*** Opening Exercise material ***

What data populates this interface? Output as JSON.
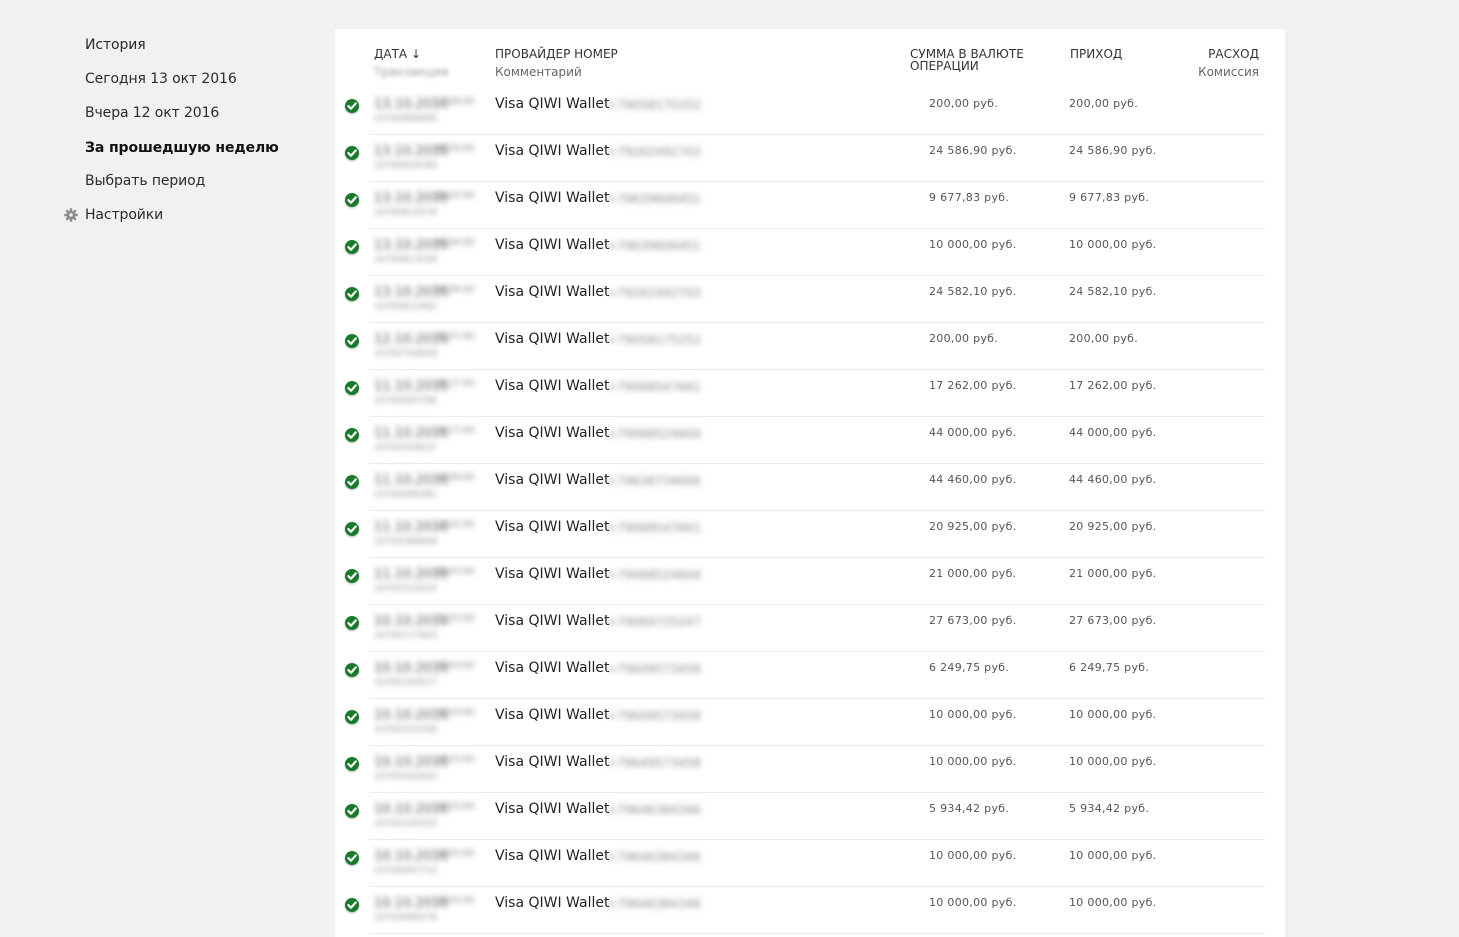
{
  "sidebar": {
    "items": [
      {
        "label": "История"
      },
      {
        "label": "Сегодня 13 окт 2016"
      },
      {
        "label": "Вчера 12 окт 2016"
      },
      {
        "label": "За прошедшую неделю",
        "active": true
      },
      {
        "label": "Выбрать период"
      },
      {
        "label": "Настройки",
        "icon": "gear-icon"
      }
    ]
  },
  "table": {
    "headers": {
      "date": "ДАТА ↓",
      "date_sub": "Транзакция",
      "provider": "ПРОВАЙДЕР НОМЕР",
      "provider_sub": "Комментарий",
      "amount_line1": "СУММА В ВАЛЮТЕ",
      "amount_line2": "ОПЕРАЦИИ",
      "income": "ПРИХОД",
      "expense": "РАСХОД",
      "expense_sub": "Комиссия"
    },
    "status_icon": "check-circle-icon",
    "status_color": "#1a7a2c",
    "rows": [
      {
        "date": "13.10.2016",
        "time": "17:08:00",
        "txn": "10700884680",
        "provider": "Visa QIWI Wallet",
        "number": "+79058175252",
        "amount": "200,00 руб.",
        "income": "200,00 руб."
      },
      {
        "date": "13.10.2016",
        "time": "09:54:00",
        "txn": "10700829789",
        "provider": "Visa QIWI Wallet",
        "number": "+79262492703",
        "amount": "24 586,90 руб.",
        "income": "24 586,90 руб."
      },
      {
        "date": "13.10.2016",
        "time": "08:02:00",
        "txn": "10700814578",
        "provider": "Visa QIWI Wallet",
        "number": "+79639606451",
        "amount": "9 677,83 руб.",
        "income": "9 677,83 руб."
      },
      {
        "date": "13.10.2016",
        "time": "00:04:00",
        "txn": "10700813228",
        "provider": "Visa QIWI Wallet",
        "number": "+79639606451",
        "amount": "10 000,00 руб.",
        "income": "10 000,00 руб."
      },
      {
        "date": "13.10.2016",
        "time": "00:04:00",
        "txn": "10700812462",
        "provider": "Visa QIWI Wallet",
        "number": "+79262492703",
        "amount": "24 582,10 руб.",
        "income": "24 582,10 руб."
      },
      {
        "date": "12.10.2016",
        "time": "20:07:00",
        "txn": "10700744628",
        "provider": "Visa QIWI Wallet",
        "number": "+79058175252",
        "amount": "200,00 руб.",
        "income": "200,00 руб."
      },
      {
        "date": "11.10.2016",
        "time": "20:17:00",
        "txn": "10700583786",
        "provider": "Visa QIWI Wallet",
        "number": "+79068547661",
        "amount": "17 262,00 руб.",
        "income": "17 262,00 руб."
      },
      {
        "date": "11.10.2016",
        "time": "18:17:00",
        "txn": "10700558437",
        "provider": "Visa QIWI Wallet",
        "number": "+79068524604",
        "amount": "44 000,00 руб.",
        "income": "44 000,00 руб."
      },
      {
        "date": "11.10.2016",
        "time": "16:09:00",
        "txn": "10700486381",
        "provider": "Visa QIWI Wallet",
        "number": "+79638734606",
        "amount": "44 460,00 руб.",
        "income": "44 460,00 руб."
      },
      {
        "date": "11.10.2016",
        "time": "12:02:00",
        "txn": "10700386848",
        "provider": "Visa QIWI Wallet",
        "number": "+79068547661",
        "amount": "20 925,00 руб.",
        "income": "20 925,00 руб."
      },
      {
        "date": "11.10.2016",
        "time": "09:03:00",
        "txn": "10700319225",
        "provider": "Visa QIWI Wallet",
        "number": "+79068524604",
        "amount": "21 000,00 руб.",
        "income": "21 000,00 руб."
      },
      {
        "date": "10.10.2016",
        "time": "21:03:00",
        "txn": "10700177803",
        "provider": "Visa QIWI Wallet",
        "number": "+79069725247",
        "amount": "27 673,00 руб.",
        "income": "27 673,00 руб."
      },
      {
        "date": "10.10.2016",
        "time": "16:03:00",
        "txn": "10700105677",
        "provider": "Visa QIWI Wallet",
        "number": "+79649573458",
        "amount": "6 249,75 руб.",
        "income": "6 249,75 руб."
      },
      {
        "date": "10.10.2016",
        "time": "16:03:00",
        "txn": "10700101038",
        "provider": "Visa QIWI Wallet",
        "number": "+79649573458",
        "amount": "10 000,00 руб.",
        "income": "10 000,00 руб."
      },
      {
        "date": "10.10.2016",
        "time": "15:03:00",
        "txn": "10700102643",
        "provider": "Visa QIWI Wallet",
        "number": "+79649573458",
        "amount": "10 000,00 руб.",
        "income": "10 000,00 руб."
      },
      {
        "date": "10.10.2016",
        "time": "15:03:00",
        "txn": "10700100253",
        "provider": "Visa QIWI Wallet",
        "number": "+79646384346",
        "amount": "5 934,42 руб.",
        "income": "5 934,42 руб."
      },
      {
        "date": "10.10.2016",
        "time": "15:03:00",
        "txn": "10700097712",
        "provider": "Visa QIWI Wallet",
        "number": "+79646384346",
        "amount": "10 000,00 руб.",
        "income": "10 000,00 руб."
      },
      {
        "date": "10.10.2016",
        "time": "15:03:00",
        "txn": "10700096276",
        "provider": "Visa QIWI Wallet",
        "number": "+79646384346",
        "amount": "10 000,00 руб.",
        "income": "10 000,00 руб."
      }
    ]
  }
}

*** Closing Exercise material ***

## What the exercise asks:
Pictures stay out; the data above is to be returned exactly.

## Expected output:
What data populates this interface? Output as JSON.
{
  "sidebar": {
    "items": [
      {
        "label": "История"
      },
      {
        "label": "Сегодня 13 окт 2016"
      },
      {
        "label": "Вчера 12 окт 2016"
      },
      {
        "label": "За прошедшую неделю",
        "active": true
      },
      {
        "label": "Выбрать период"
      },
      {
        "label": "Настройки",
        "icon": "gear-icon"
      }
    ]
  },
  "table": {
    "headers": {
      "date": "ДАТА ↓",
      "date_sub": "Транзакция",
      "provider": "ПРОВАЙДЕР НОМЕР",
      "provider_sub": "Комментарий",
      "amount_line1": "СУММА В ВАЛЮТЕ",
      "amount_line2": "ОПЕРАЦИИ",
      "income": "ПРИХОД",
      "expense": "РАСХОД",
      "expense_sub": "Комиссия"
    },
    "status_icon": "check-circle-icon",
    "status_color": "#1a7a2c",
    "rows": [
      {
        "date": "13.10.2016",
        "time": "17:08:00",
        "txn": "10700884680",
        "provider": "Visa QIWI Wallet",
        "number": "+79058175252",
        "amount": "200,00 руб.",
        "income": "200,00 руб."
      },
      {
        "date": "13.10.2016",
        "time": "09:54:00",
        "txn": "10700829789",
        "provider": "Visa QIWI Wallet",
        "number": "+79262492703",
        "amount": "24 586,90 руб.",
        "income": "24 586,90 руб."
      },
      {
        "date": "13.10.2016",
        "time": "08:02:00",
        "txn": "10700814578",
        "provider": "Visa QIWI Wallet",
        "number": "+79639606451",
        "amount": "9 677,83 руб.",
        "income": "9 677,83 руб."
      },
      {
        "date": "13.10.2016",
        "time": "00:04:00",
        "txn": "10700813228",
        "provider": "Visa QIWI Wallet",
        "number": "+79639606451",
        "amount": "10 000,00 руб.",
        "income": "10 000,00 руб."
      },
      {
        "date": "13.10.2016",
        "time": "00:04:00",
        "txn": "10700812462",
        "provider": "Visa QIWI Wallet",
        "number": "+79262492703",
        "amount": "24 582,10 руб.",
        "income": "24 582,10 руб."
      },
      {
        "date": "12.10.2016",
        "time": "20:07:00",
        "txn": "10700744628",
        "provider": "Visa QIWI Wallet",
        "number": "+79058175252",
        "amount": "200,00 руб.",
        "income": "200,00 руб."
      },
      {
        "date": "11.10.2016",
        "time": "20:17:00",
        "txn": "10700583786",
        "provider": "Visa QIWI Wallet",
        "number": "+79068547661",
        "amount": "17 262,00 руб.",
        "income": "17 262,00 руб."
      },
      {
        "date": "11.10.2016",
        "time": "18:17:00",
        "txn": "10700558437",
        "provider": "Visa QIWI Wallet",
        "number": "+79068524604",
        "amount": "44 000,00 руб.",
        "income": "44 000,00 руб."
      },
      {
        "date": "11.10.2016",
        "time": "16:09:00",
        "txn": "10700486381",
        "provider": "Visa QIWI Wallet",
        "number": "+79638734606",
        "amount": "44 460,00 руб.",
        "income": "44 460,00 руб."
      },
      {
        "date": "11.10.2016",
        "time": "12:02:00",
        "txn": "10700386848",
        "provider": "Visa QIWI Wallet",
        "number": "+79068547661",
        "amount": "20 925,00 руб.",
        "income": "20 925,00 руб."
      },
      {
        "date": "11.10.2016",
        "time": "09:03:00",
        "txn": "10700319225",
        "provider": "Visa QIWI Wallet",
        "number": "+79068524604",
        "amount": "21 000,00 руб.",
        "income": "21 000,00 руб."
      },
      {
        "date": "10.10.2016",
        "time": "21:03:00",
        "txn": "10700177803",
        "provider": "Visa QIWI Wallet",
        "number": "+79069725247",
        "amount": "27 673,00 руб.",
        "income": "27 673,00 руб."
      },
      {
        "date": "10.10.2016",
        "time": "16:03:00",
        "txn": "10700105677",
        "provider": "Visa QIWI Wallet",
        "number": "+79649573458",
        "amount": "6 249,75 руб.",
        "income": "6 249,75 руб."
      },
      {
        "date": "10.10.2016",
        "time": "16:03:00",
        "txn": "10700101038",
        "provider": "Visa QIWI Wallet",
        "number": "+79649573458",
        "amount": "10 000,00 руб.",
        "income": "10 000,00 руб."
      },
      {
        "date": "10.10.2016",
        "time": "15:03:00",
        "txn": "10700102643",
        "provider": "Visa QIWI Wallet",
        "number": "+79649573458",
        "amount": "10 000,00 руб.",
        "income": "10 000,00 руб."
      },
      {
        "date": "10.10.2016",
        "time": "15:03:00",
        "txn": "10700100253",
        "provider": "Visa QIWI Wallet",
        "number": "+79646384346",
        "amount": "5 934,42 руб.",
        "income": "5 934,42 руб."
      },
      {
        "date": "10.10.2016",
        "time": "15:03:00",
        "txn": "10700097712",
        "provider": "Visa QIWI Wallet",
        "number": "+79646384346",
        "amount": "10 000,00 руб.",
        "income": "10 000,00 руб."
      },
      {
        "date": "10.10.2016",
        "time": "15:03:00",
        "txn": "10700096276",
        "provider": "Visa QIWI Wallet",
        "number": "+79646384346",
        "amount": "10 000,00 руб.",
        "income": "10 000,00 руб."
      }
    ]
  }
}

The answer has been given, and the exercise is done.